With the Ashes series around the corner and tickets for the traditional Boxing Day Test match already sold out here in Melbourne, I took to indulging some cricket nostalgia.
Many years ago, in the 1984-‘85 season to be precise, the University stadium in Trivandrum was witness to a historic moment in Kerala’s sporting history. The touring Australian cricket team had come down to the city to play India in what was to be the first one-day international on Kerala’s soil. Torrential rains in the afternoon meant that the match had to be abandoned after only nine overs of the Aussie reply to India’s 177 in 40 overs. Within an year of that event, most of that team from Down Under save some like Alan Border were gone, having signed up for county matches in the then apartheid-ridden South Africa. Few returned from the mandatory ban and this aftermath period was one of conflict, self-doubt and much churn in Australian cricket. Hardly a couple of years from then and the Kangaroos had given the world a preview of things to come by winning the Reliance World Cup in Kolkota in style. They have not looked back since.
Some of the above events had had a significant part to play in the life of Stephen Rodger Waugh, the eldest of four boys born forty one years ago to a banker and his wife in Panania, New South Wales. Waugh was a shy, ordinary bloke with limited talent. He was nevertheless passionate about soccer and cricket from a young age. One of the characteristics about Waugh that attracted me as a cricket enthusiast was this ‘Simple Simon’ aspect of his. He was no genius like Sachin Tendulkar or Martin Crowe, to take two contemporary examples. For the initial period he even struggled for his place in the Test eleven. How did this cricketer take off from such a tentative position to reach where he eventually did – at the pinnacle of world cricket? His Test record reads 10,000 runs, 32 centuries, 10 nineties, an average of above 50 and a remarkable captaincy that saw a 16 match winning streak (which ended with V.V.S. Laxman drawing the rekha). He played a record 168 Tests, 86 of them victoriously! In ODI he led the Aussies to the ‘99 World Cup triumph at the Mecca of cricket, Lord’s. He was an agile fielder and quite handy as a stock bowler. If all these were not enough, he also managed to carry out charity work in Kolkota, starting a home called Udayan for the children of lepers. Waugh’s 750 page tome of an autobiography titled Out of My Comfort Zone, tells us that sagacious story, straight from the heart. Before and after Waugh, cricketing books – biographies and autobiographies, authorised and unauthorised – have been inflicted on us by the cartloads. Most of them alternate between pompous ego-trips and drab, thinly-veiled statistics. Waugh’s book is one of the exceptions. It is well-produced, lucid and readable in spite of its forbidding size.

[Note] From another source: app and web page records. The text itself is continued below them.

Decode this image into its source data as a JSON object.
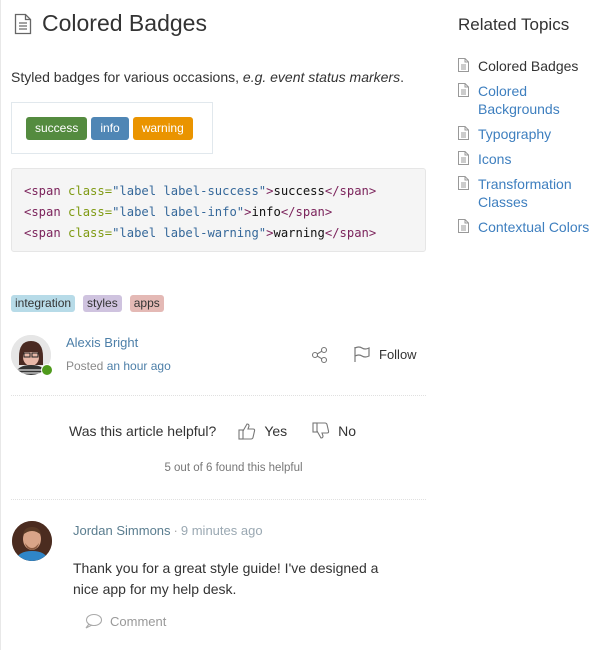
{
  "article": {
    "icon": "document-icon",
    "title": "Colored Badges",
    "intro_plain": "Styled badges for various occasions, ",
    "intro_italic": "e.g. event status markers",
    "intro_end": ".",
    "badges": [
      {
        "label": "success",
        "color": "#548b3f"
      },
      {
        "label": "info",
        "color": "#4f86b5"
      },
      {
        "label": "warning",
        "color": "#ea9400"
      }
    ],
    "code": [
      {
        "open": "<span",
        "attr": " class=",
        "str": "\"label label-success\"",
        "close": ">",
        "text": "success",
        "end": "</span>"
      },
      {
        "open": "<span",
        "attr": " class=",
        "str": "\"label label-info\"",
        "close": ">",
        "text": "info",
        "end": "</span>"
      },
      {
        "open": "<span",
        "attr": " class=",
        "str": "\"label label-warning\"",
        "close": ">",
        "text": "warning",
        "end": "</span>"
      }
    ],
    "tags": [
      "integration",
      "styles",
      "apps"
    ]
  },
  "author": {
    "name": "Alexis Bright",
    "posted_prefix": "Posted ",
    "posted_time": "an hour ago",
    "status": "online",
    "share_icon": "share-icon",
    "follow_label": "Follow"
  },
  "feedback": {
    "question": "Was this article helpful?",
    "yes_label": "Yes",
    "no_label": "No",
    "summary": "5 out of 6 found this helpful"
  },
  "comments": [
    {
      "author": "Jordan Simmons",
      "separator": "·",
      "time": "9 minutes ago",
      "body": "Thank you for a great style guide! I've designed a nice app for my help desk.",
      "action_label": "Comment"
    }
  ],
  "sidebar": {
    "title": "Related Topics",
    "items": [
      {
        "label": "Colored Badges",
        "current": true
      },
      {
        "label": "Colored Backgrounds",
        "current": false
      },
      {
        "label": "Typography",
        "current": false
      },
      {
        "label": "Icons",
        "current": false
      },
      {
        "label": "Transformation Classes",
        "current": false
      },
      {
        "label": "Contextual Colors",
        "current": false
      }
    ]
  }
}
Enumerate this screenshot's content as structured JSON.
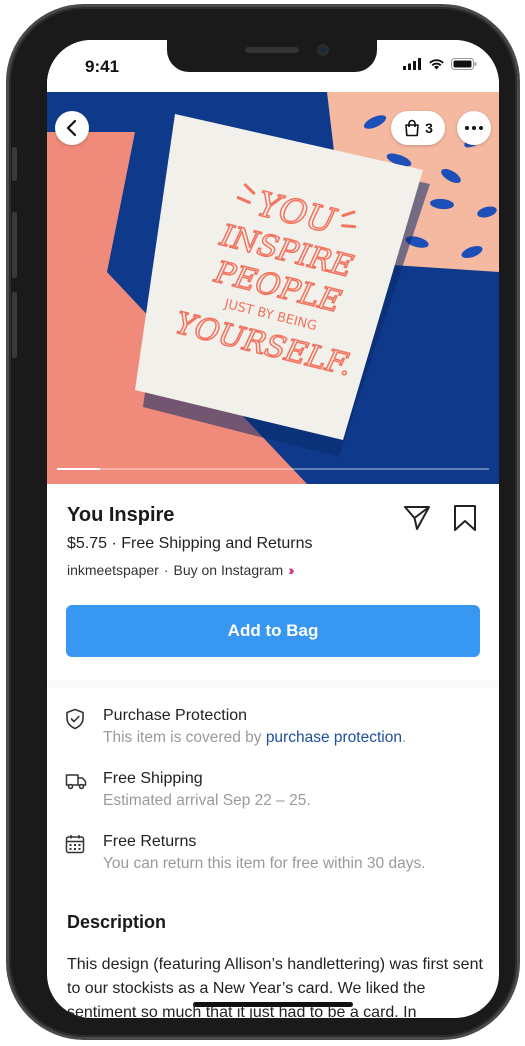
{
  "status_bar": {
    "time": "9:41",
    "icons": [
      "signal-icon",
      "wifi-icon",
      "battery-icon"
    ]
  },
  "hero": {
    "image_description_icon": "greeting-card-photo",
    "back_icon": "chevron-left-icon",
    "bag_icon": "shopping-bag-icon",
    "bag_count": "3",
    "more_icon": "more-horizontal-icon",
    "card_lines": [
      "YOU",
      "INSPIRE",
      "PEOPLE",
      "JUST BY BEING",
      "YOURSELF."
    ],
    "gallery_progress": 0.1,
    "colors": {
      "blue": "#0f3a8c",
      "coral": "#f08a7a",
      "peach": "#f5b8a0",
      "card": "#f1f0ea",
      "lettering": "#f2735f"
    }
  },
  "product": {
    "title": "You Inspire",
    "price_line": "$5.75 · Free Shipping and Returns",
    "seller": "inkmeetspaper",
    "separator": "·",
    "buy_on": "Buy on Instagram",
    "chevrons": "››"
  },
  "actions": {
    "share_icon": "send-icon",
    "save_icon": "bookmark-icon",
    "add_to_bag": "Add to Bag",
    "accent": "#3897f0"
  },
  "info": [
    {
      "icon": "shield-icon",
      "title": "Purchase Protection",
      "sub_prefix": "This item is covered by ",
      "sub_link": "purchase protection",
      "sub_suffix": "."
    },
    {
      "icon": "truck-icon",
      "title": "Free Shipping",
      "sub": "Estimated arrival Sep 22 – 25."
    },
    {
      "icon": "calendar-icon",
      "title": "Free Returns",
      "sub": "You can return this item for free within 30 days."
    }
  ],
  "description": {
    "heading": "Description",
    "body": "This design (featuring Allison’s handlettering) was first sent to our stockists as a New Year’s card. We liked the sentiment so much that it just had to be a card. In"
  }
}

Steve was older to his twin Mark by four minutes. Growing up they had all the problems that such siblings have, including competition among them. Both sweated it out to make it to club, county, state and national teams although Mark clearly was naturally gifted as a batsman. Wife Lynette was a constant source of support and encouragement for Steve throughout his 18 year international career. She not only managed the house with three kids in his absence but also revved him up with the strength to recover from the many lows that a professional cricketer at the highest level is wont to experience. A long time friend like the Melburnian Shane Warne did have his wayward ways in spite of being arguably the greatest bowler that ever took breath on earth. This might have helped Waugh inherit the mantle of captaincy from Mark Taylor even though Warne was vice-captain before him.
If you thought sledging was an Australian pastime, well this book will enlighten you that there were others equally good at it. As Waugh took guard in his last Test innings at Sydney in ‘03, the 18 year old Indian keeper Parthiv Patel chirped at him with ‘Let’s finish it off with a slog-sweep’. To this Waugh coolly turned and replied, ‘Listen, mate, how about showing a bit of respect? When I played my first Test, you were still running around in nappies.’ While this was good fun the ugly brushes had been with the aggressors from the Caribbean. While on an English tour Waugh met Edward de Bono who gave him tips for one day match strategy like not getting out a batsman who was playing slow! While this certainly was lateral thinking, it was also a bit too much to digest for an Aussie with his natural attacking instincts. Former selector Ian Chappell, initially a Waugh-baiter, later came to accept him. Waugh pulls no punches in his mention about the rude and aloof Sourav Ganguly who arrived late for tosses and just walked away by himself after the same. On the other hand the refined Rahul Dravid, who incidentally wrote the foreword to the book, comes out as a friend who was as earnest in his constant quest for knowledge as he was methodical in his batting. One can’t help chuckle at Waugh’s observation that if there is an Olympic medal for staring, the Indian public would win it hands down.
Cricket lovers will adore Steve Waugh’s book for many reasons. While it is motivational reading to understand how much grit and hard work can pay one back, it is also a comprehensive chronicle of the most incredibly successful period in the cricketing history of a nation. Australia rightfully retains its Numero Uno ranking in the game today. One can safely say that none perfectly represents the spirit that made it possible than S.R Waugh, or Tugga as he was popularly known.